Similarly, it is also probably no surprise that the agency's structure is itself nearly impenetrable. Recall again Graphic 4, the lengthy list of products and services the MEDC claims to offer. Even a seasoned policy analyst may not be familiar with a high percentage of those programs, what they do or where they are housed in state government. Determining their effectiveness could prove prohibitively difficult.
Yet the MEDC's Byzantine structure and lack of transparency may not bother many legislators if the MEDC continues to send positive public signals about policymakers' efforts to improve the economy. Indeed, clear organizational lines, transparency and accountability may hold little political appeal if they serve to undermine those positive signals.
[*] See "Exploring the Economic Findings on MEGA," for example.
[†] An exhaustive literature review is beyond the scope of this paper; there are mountains of studies on this topic, covering everything from the efficacy of tax credit programs to job training subsidies. Nevertheless, the studies discussed here are indicative of the reservations among economists about the economic value of economic development programs.

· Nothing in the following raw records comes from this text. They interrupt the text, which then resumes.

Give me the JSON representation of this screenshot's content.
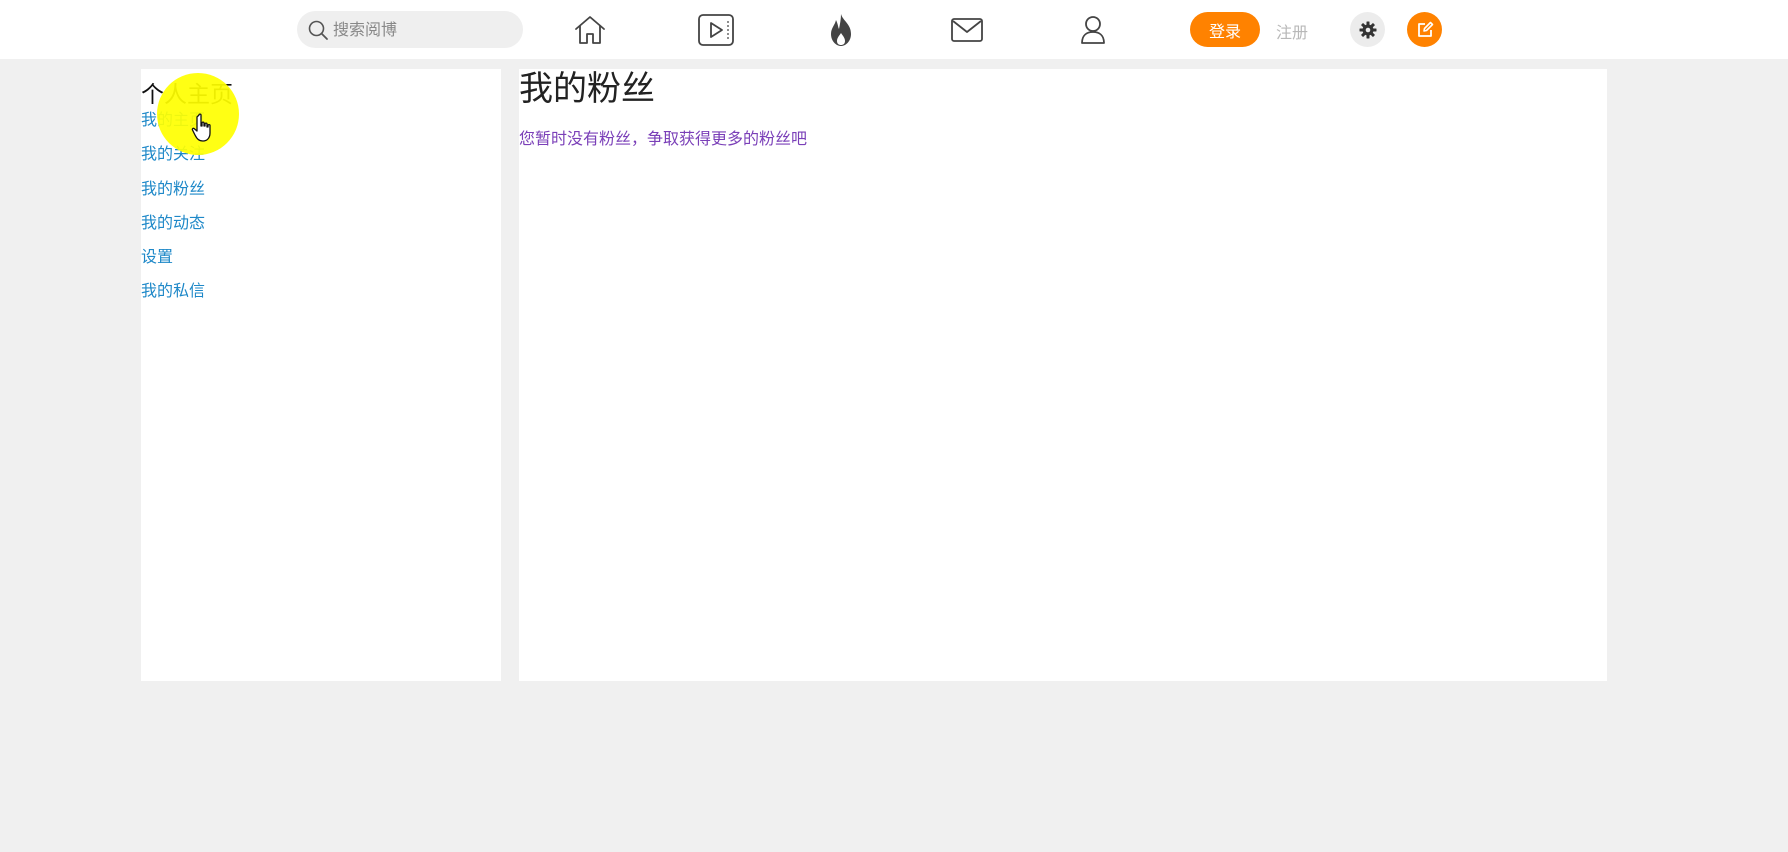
{
  "header": {
    "search": {
      "placeholder": "搜索阅博",
      "icon": "search-icon"
    },
    "nav_icons": [
      "home-icon",
      "video-icon",
      "fire-icon",
      "mail-icon",
      "user-icon"
    ],
    "login_label": "登录",
    "register_label": "注册",
    "settings_icon": "gear-icon",
    "compose_icon": "edit-icon"
  },
  "sidebar": {
    "title": "个人主页",
    "items": [
      {
        "label": "我的主页"
      },
      {
        "label": "我的关注"
      },
      {
        "label": "我的粉丝"
      },
      {
        "label": "我的动态"
      },
      {
        "label": "设置"
      },
      {
        "label": "我的私信"
      }
    ]
  },
  "main": {
    "title": "我的粉丝",
    "empty_message": "您暂时没有粉丝，争取获得更多的粉丝吧"
  },
  "colors": {
    "accent": "#ff8200",
    "link": "#1e88c8",
    "message": "#7a3fb8",
    "page_background": "#f0f0f0",
    "cursor_highlight": "#ffff00"
  }
}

[‡] This observation suggests an interesting view of recent events. In October 2007, the Michigan Legislature passed a $1.4 billion tax hike, including a $600 million business tax surcharge on the new Michigan business tax. These taxes were generally unpopular in the Michigan business community. In March 2008, less than six months later, the Legislature adopted the Michigan Film Incentive.

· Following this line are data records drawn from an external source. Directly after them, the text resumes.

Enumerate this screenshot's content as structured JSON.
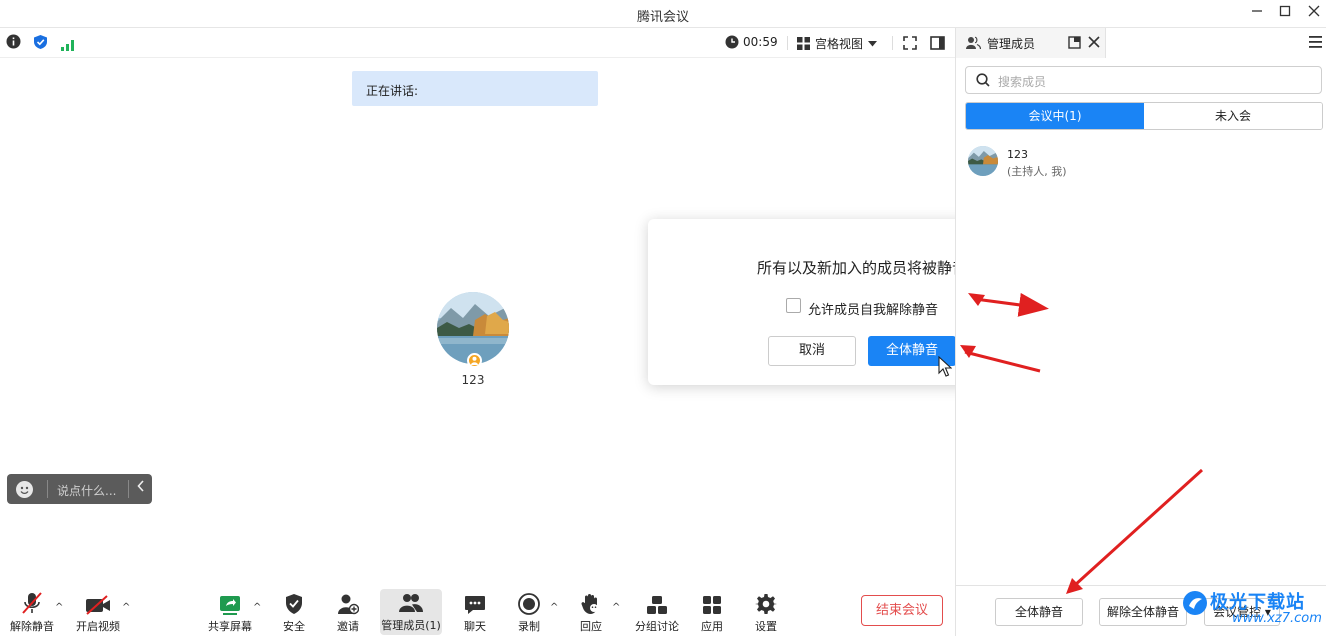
{
  "window": {
    "title": "腾讯会议"
  },
  "topbar": {
    "timer": "00:59",
    "view_label": "宫格视图"
  },
  "stage": {
    "speaking_label": "正在讲话:",
    "participant_name": "123",
    "chat_placeholder": "说点什么..."
  },
  "dialog": {
    "title": "所有以及新加入的成员将被静音",
    "checkbox_label": "允许成员自我解除静音",
    "cancel_label": "取消",
    "confirm_label": "全体静音"
  },
  "panel": {
    "title": "管理成员",
    "search_placeholder": "搜索成员",
    "tabs": [
      {
        "label": "会议中(1)",
        "active": true
      },
      {
        "label": "未入会",
        "active": false
      }
    ],
    "members": [
      {
        "name": "123",
        "role": "(主持人, 我)"
      }
    ],
    "footer": {
      "mute_all": "全体静音",
      "unmute_all": "解除全体静音",
      "manage": "会议管控"
    }
  },
  "toolbar": {
    "items": [
      {
        "label": "解除静音",
        "icon": "mic-muted-icon"
      },
      {
        "label": "开启视频",
        "icon": "video-off-icon"
      },
      {
        "label": "共享屏幕",
        "icon": "share-screen-icon"
      },
      {
        "label": "安全",
        "icon": "shield-icon"
      },
      {
        "label": "邀请",
        "icon": "invite-icon"
      },
      {
        "label": "管理成员(1)",
        "icon": "members-icon"
      },
      {
        "label": "聊天",
        "icon": "chat-icon"
      },
      {
        "label": "录制",
        "icon": "record-icon"
      },
      {
        "label": "回应",
        "icon": "reaction-icon"
      },
      {
        "label": "分组讨论",
        "icon": "breakout-icon"
      },
      {
        "label": "应用",
        "icon": "apps-icon"
      },
      {
        "label": "设置",
        "icon": "gear-icon"
      }
    ],
    "end_label": "结束会议"
  },
  "watermark": {
    "line1": "极光下载站",
    "line2": "www.xz7.com"
  },
  "colors": {
    "accent": "#1a84f5",
    "danger": "#e34d4d",
    "annotation": "#e02020",
    "speaking_bg": "#d9e8fb"
  }
}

 Alan Peters and Peter Fisher, "The Failures of Economic Development Incentives," Journal of the American Planning Association 70, no. 1 (2004): 32.
 Ibid.: 35-36.
 Gary Sands and Laura A. Reese, "Current Practices and Policy Recommendations Concerning Public Act 198 Industrial Facilities Tax Abatements," (Land Policy Institute, 2007), http://www.mml.org/advocacy/resources/lpi_pa198_policybrief.pdf (accessed July 25, 2009).
 LaFaive and Hicks, "MEGA: A Retrospective Assessment," 20.
 Dafna Schwartz, Joseph Pelzman, and Michael Keren, "The Ineffectiveness of Location Incentive Programs: Evidence from Puerto Rico and Israel," Economic Development Quarterly 22, no. 2 (2008): 167.
 Ibid.: 177.
 Michael Luo, "Job Retraining May Fall Short of High Hopes," The New York Times, July 6, 2009.
 Carolyn K. Heinrich, Peter R. Mueser, and Kenneth R. Troske, "Workforce Investment Act Non-Experimental Net Impact Evaluation," (IMPAQ International, 2008).
 Margaret E. Dewar, "Why State and Local Economic Development Programs Cause So Little Economic Development," Economic Development Quarterly 12, no. 1 (1998): 68.
 Ibid.: 83.
 Michael Mintrom and Lucinda Ramsey, "State Policy Signaling and Firm-Level Employment Decisions," in Annual Meeting of the American Political Science Association (Chicago: Michigan State University, 1995), 1.
 Ibid., 3.
 Ibid., 3-4.
 Ibid., 25.
 Ibid., 26.